— What you need to do —
Search the records below for the word "folder". Pull out each line that has it.

— Records shown —

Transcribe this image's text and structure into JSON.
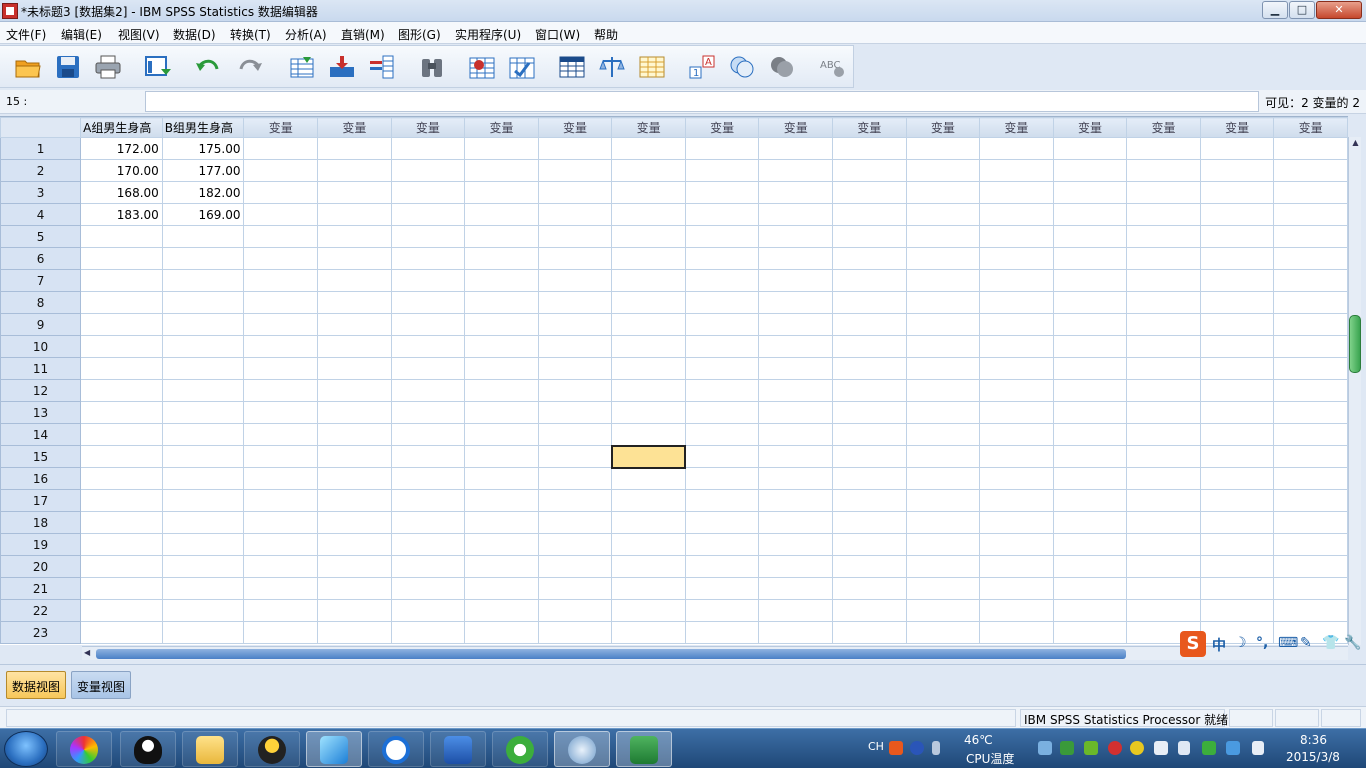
{
  "window": {
    "title": "*未标题3 [数据集2] - IBM SPSS Statistics 数据编辑器",
    "minimize": "▁",
    "maximize": "□",
    "close": "✕"
  },
  "menu": [
    "文件(F)",
    "编辑(E)",
    "视图(V)",
    "数据(D)",
    "转换(T)",
    "分析(A)",
    "直销(M)",
    "图形(G)",
    "实用程序(U)",
    "窗口(W)",
    "帮助"
  ],
  "toolbar": {
    "icons": [
      "open-folder-icon",
      "save-icon",
      "print-icon",
      "recall-dialog-icon",
      "undo-icon",
      "redo-icon",
      "goto-case-icon",
      "goto-variable-icon",
      "variables-icon",
      "find-icon",
      "insert-cases-icon",
      "insert-variable-icon",
      "split-file-icon",
      "weight-cases-icon",
      "select-cases-icon",
      "value-labels-icon",
      "use-variable-sets-icon",
      "show-all-variables-icon",
      "spell-check-icon"
    ],
    "colors": {
      "accent": "#2b6fc0",
      "orange": "#f0a020",
      "red": "#c8302c"
    }
  },
  "refbar": {
    "cell_ref": "15 :",
    "editor_value": "",
    "visible_info": "可见：2 变量的 2"
  },
  "grid": {
    "columns": [
      "A组男生身高",
      "B组男生身高",
      "变量",
      "变量",
      "变量",
      "变量",
      "变量",
      "变量",
      "变量",
      "变量",
      "变量",
      "变量",
      "变量",
      "变量",
      "变量",
      "变量",
      "变量"
    ],
    "row_numbers": [
      "1",
      "2",
      "3",
      "4",
      "5",
      "6",
      "7",
      "8",
      "9",
      "10",
      "11",
      "12",
      "13",
      "14",
      "15",
      "16",
      "17",
      "18",
      "19",
      "20",
      "21",
      "22",
      "23"
    ],
    "rows": [
      [
        "172.00",
        "175.00"
      ],
      [
        "170.00",
        "177.00"
      ],
      [
        "168.00",
        "182.00"
      ],
      [
        "183.00",
        "169.00"
      ]
    ],
    "active_cell": {
      "row": "15",
      "col": "变量"
    },
    "colors": {
      "active_fill": "#fde295",
      "header": "#cfdcec",
      "gridline": "#c0d2e6"
    }
  },
  "ime": {
    "logo": "S",
    "items": [
      "中",
      "☽",
      "°,",
      "⌨",
      "✎",
      "👕",
      "🔧"
    ]
  },
  "tabs": {
    "data_view": "数据视图",
    "variable_view": "变量视图"
  },
  "status": {
    "processor": "IBM SPSS Statistics Processor 就绪"
  },
  "taskbar": {
    "apps": [
      "start-orb-icon",
      "picasa-icon",
      "qq-icon",
      "explorer-folder-icon",
      "qq-friends-icon",
      "feiq-icon",
      "kuaibo-icon",
      "word-icon",
      "browser-icon",
      "mathtype-icon",
      "excel-icon"
    ],
    "tray": {
      "lang": "CH",
      "temperature": "46℃",
      "temperature_label": "CPU温度",
      "time": "8:36",
      "date": "2015/3/8"
    }
  }
}
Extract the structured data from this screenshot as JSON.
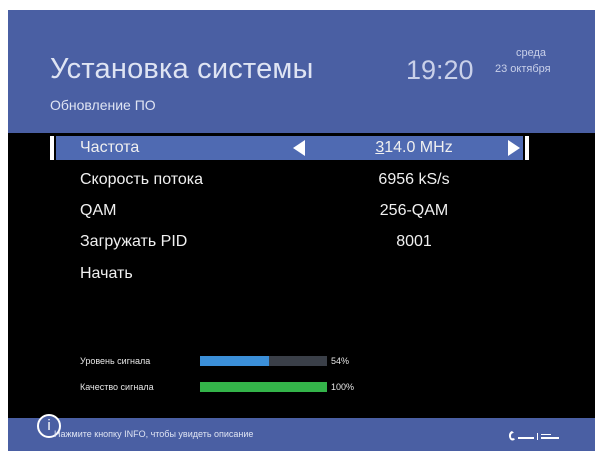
{
  "header": {
    "title": "Установка системы",
    "subtitle": "Обновление ПО",
    "time": "19:20",
    "day": "среда",
    "date": "23 октября"
  },
  "menu": {
    "items": [
      {
        "label": "Частота",
        "value": "314.0 MHz",
        "selected": true
      },
      {
        "label": "Скорость потока",
        "value": "6956 kS/s"
      },
      {
        "label": "QAM",
        "value": "256-QAM"
      },
      {
        "label": "Загружать PID",
        "value": "8001"
      },
      {
        "label": "Начать",
        "value": ""
      }
    ]
  },
  "signal": {
    "level_label": "Уровень сигнала",
    "level_percent": "54%",
    "level_value": 54,
    "level_color": "#3b8fd8",
    "quality_label": "Качество сигнала",
    "quality_percent": "100%",
    "quality_value": 100,
    "quality_color": "#34b44a"
  },
  "footer": {
    "info_icon": "info-icon",
    "hint": "Нажмите кнопку INFO, чтобы увидеть описание"
  },
  "colors": {
    "header_bg": "#4a5fa3",
    "selected_row_bg": "#4f6ab2"
  }
}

— Solution for this exercise —
      "open-folder-icon",
      "explorer-folder-icon",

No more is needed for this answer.